A complete response lists each line of the data below that includes the word "title".

[INFORMATION SHOWN Boundary: Start]

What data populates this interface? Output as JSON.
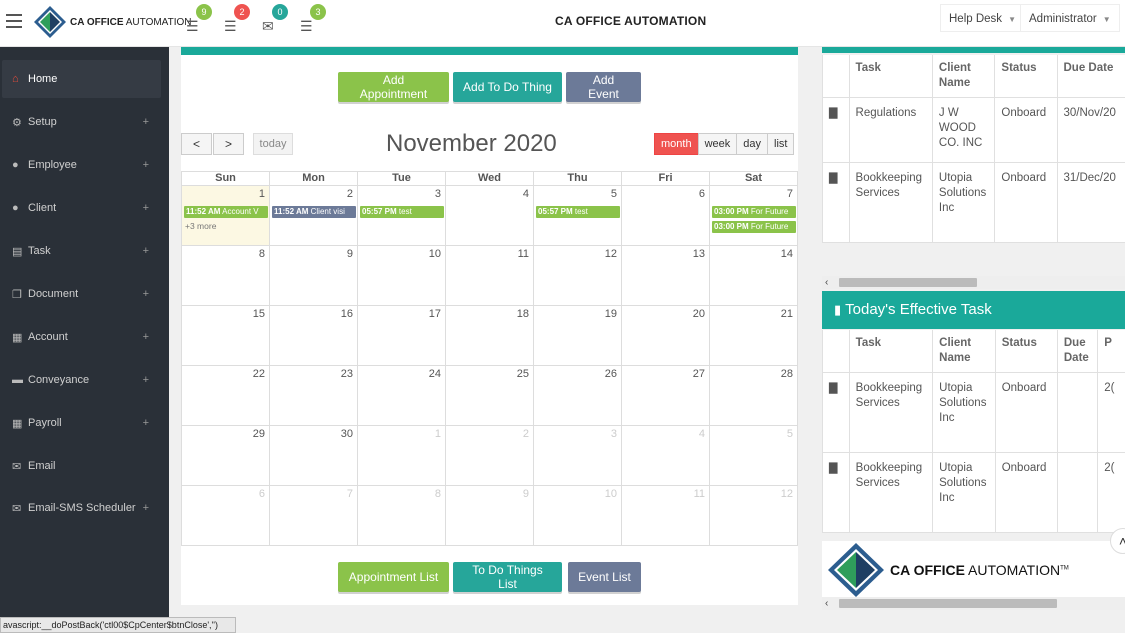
{
  "header": {
    "brand_bold": "CA OFFICE",
    "brand_rest": "AUTOMATION",
    "title": "CA OFFICE AUTOMATION",
    "help_desk": "Help Desk",
    "admin": "Administrator",
    "notifications": [
      {
        "icon": "list-icon",
        "count": "9",
        "color": "#8bc34a"
      },
      {
        "icon": "list-icon",
        "count": "2",
        "color": "#ef5350"
      },
      {
        "icon": "envelope-icon",
        "count": "0",
        "color": "#26a69a"
      },
      {
        "icon": "list-icon",
        "count": "3",
        "color": "#8bc34a"
      }
    ]
  },
  "sidebar": {
    "items": [
      {
        "label": "Home",
        "icon": "home-icon",
        "plus": ""
      },
      {
        "label": "Setup",
        "icon": "gear-icon",
        "plus": "+"
      },
      {
        "label": "Employee",
        "icon": "user-icon",
        "plus": "+"
      },
      {
        "label": "Client",
        "icon": "user-icon",
        "plus": "+"
      },
      {
        "label": "Task",
        "icon": "task-icon",
        "plus": "+"
      },
      {
        "label": "Document",
        "icon": "document-icon",
        "plus": "+"
      },
      {
        "label": "Account",
        "icon": "calculator-icon",
        "plus": "+"
      },
      {
        "label": "Conveyance",
        "icon": "car-icon",
        "plus": "+"
      },
      {
        "label": "Payroll",
        "icon": "calculator-icon",
        "plus": "+"
      },
      {
        "label": "Email",
        "icon": "envelope-icon",
        "plus": ""
      },
      {
        "label": "Email-SMS Scheduler",
        "icon": "envelope-icon",
        "plus": "+"
      }
    ]
  },
  "calendar": {
    "buttons": {
      "add_appointment": "Add Appointment",
      "add_todo": "Add To Do Thing",
      "add_event": "Add Event",
      "appointment_list": "Appointment List",
      "todo_list": "To Do Things List",
      "event_list": "Event List"
    },
    "prev": "<",
    "next": ">",
    "today": "today",
    "title": "November 2020",
    "views": [
      "month",
      "week",
      "day",
      "list"
    ],
    "days_of_week": [
      "Sun",
      "Mon",
      "Tue",
      "Wed",
      "Thu",
      "Fri",
      "Sat"
    ],
    "weeks": [
      [
        "1",
        "2",
        "3",
        "4",
        "5",
        "6",
        "7"
      ],
      [
        "8",
        "9",
        "10",
        "11",
        "12",
        "13",
        "14"
      ],
      [
        "15",
        "16",
        "17",
        "18",
        "19",
        "20",
        "21"
      ],
      [
        "22",
        "23",
        "24",
        "25",
        "26",
        "27",
        "28"
      ],
      [
        "29",
        "30",
        "1",
        "2",
        "3",
        "4",
        "5"
      ],
      [
        "6",
        "7",
        "8",
        "9",
        "10",
        "11",
        "12"
      ]
    ],
    "events": {
      "sun_time": "11:52 AM",
      "sun_text": "Account V",
      "sun_more": "+3 more",
      "mon_time": "11:52 AM",
      "mon_text": "Client visi",
      "tue_time": "05:57 PM",
      "tue_text": "test",
      "thu_time": "05:57 PM",
      "thu_text": "test",
      "sat1_time": "03:00 PM",
      "sat1_text": "For Future",
      "sat2_time": "03:00 PM",
      "sat2_text": "For Future"
    }
  },
  "table1": {
    "headers": [
      "Task",
      "Client Name",
      "Status",
      "Due Date"
    ],
    "rows": [
      {
        "task": "Regulations",
        "client": "J W WOOD CO. INC",
        "status": "Onboard",
        "due": "30/Nov/20"
      },
      {
        "task": "Bookkeeping Services",
        "client": "Utopia Solutions Inc",
        "status": "Onboard",
        "due": "31/Dec/20"
      }
    ]
  },
  "effective": {
    "title": "Today's Effective Task",
    "headers": [
      "Task",
      "Client Name",
      "Status",
      "Due Date",
      "P"
    ],
    "rows": [
      {
        "task": "Bookkeeping Services",
        "client": "Utopia Solutions Inc",
        "status": "Onboard",
        "due": "",
        "p": "2("
      },
      {
        "task": "Bookkeeping Services",
        "client": "Utopia Solutions Inc",
        "status": "Onboard",
        "due": "",
        "p": "2("
      }
    ]
  },
  "footer": {
    "brand_bold": "CA OFFICE",
    "brand_rest": "AUTOMATION",
    "tm": "TM"
  },
  "statusbar": "avascript:__doPostBack('ctl00$CpCenter$btnClose','')"
}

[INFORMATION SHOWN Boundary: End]

- _SOLVED PROBLEM_
    "title": "CA OFFICE AUTOMATION",
    "title": "November 2020",
    "title": "Today's Effective Task",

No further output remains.